Provided records ▸
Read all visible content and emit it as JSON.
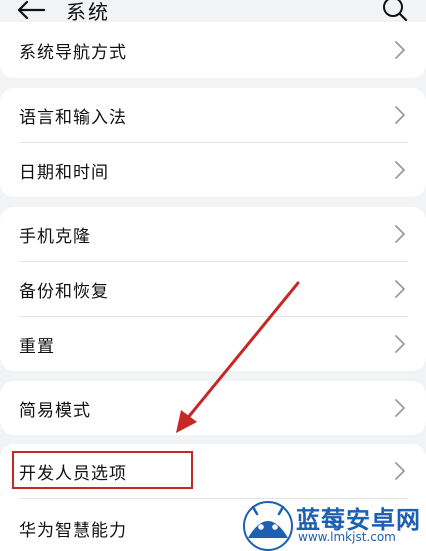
{
  "header": {
    "title": "系统"
  },
  "groups": [
    {
      "items": [
        {
          "label": "系统导航方式"
        }
      ]
    },
    {
      "items": [
        {
          "label": "语言和输入法"
        },
        {
          "label": "日期和时间"
        }
      ]
    },
    {
      "items": [
        {
          "label": "手机克隆"
        },
        {
          "label": "备份和恢复"
        },
        {
          "label": "重置"
        }
      ]
    },
    {
      "items": [
        {
          "label": "简易模式"
        }
      ]
    },
    {
      "items": [
        {
          "label": "开发人员选项"
        },
        {
          "label": "华为智慧能力"
        }
      ]
    }
  ],
  "icons": {
    "back": "arrow-left-icon",
    "search": "search-icon",
    "chevron": "chevron-right-icon"
  },
  "annotation": {
    "highlight_color": "#c62828"
  },
  "watermark": {
    "name": "蓝莓安卓网",
    "url": "www.lmkjst.com",
    "color": "#1d5fb0"
  }
}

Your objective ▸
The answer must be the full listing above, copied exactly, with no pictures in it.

Task solution ▸
Read all visible content and emit it as JSON.
{
  "header": {
    "title": "系统"
  },
  "groups": [
    {
      "items": [
        {
          "label": "系统导航方式"
        }
      ]
    },
    {
      "items": [
        {
          "label": "语言和输入法"
        },
        {
          "label": "日期和时间"
        }
      ]
    },
    {
      "items": [
        {
          "label": "手机克隆"
        },
        {
          "label": "备份和恢复"
        },
        {
          "label": "重置"
        }
      ]
    },
    {
      "items": [
        {
          "label": "简易模式"
        }
      ]
    },
    {
      "items": [
        {
          "label": "开发人员选项"
        },
        {
          "label": "华为智慧能力"
        }
      ]
    }
  ],
  "icons": {
    "back": "arrow-left-icon",
    "search": "search-icon",
    "chevron": "chevron-right-icon"
  },
  "annotation": {
    "highlight_color": "#c62828"
  },
  "watermark": {
    "name": "蓝莓安卓网",
    "url": "www.lmkjst.com",
    "color": "#1d5fb0"
  }
}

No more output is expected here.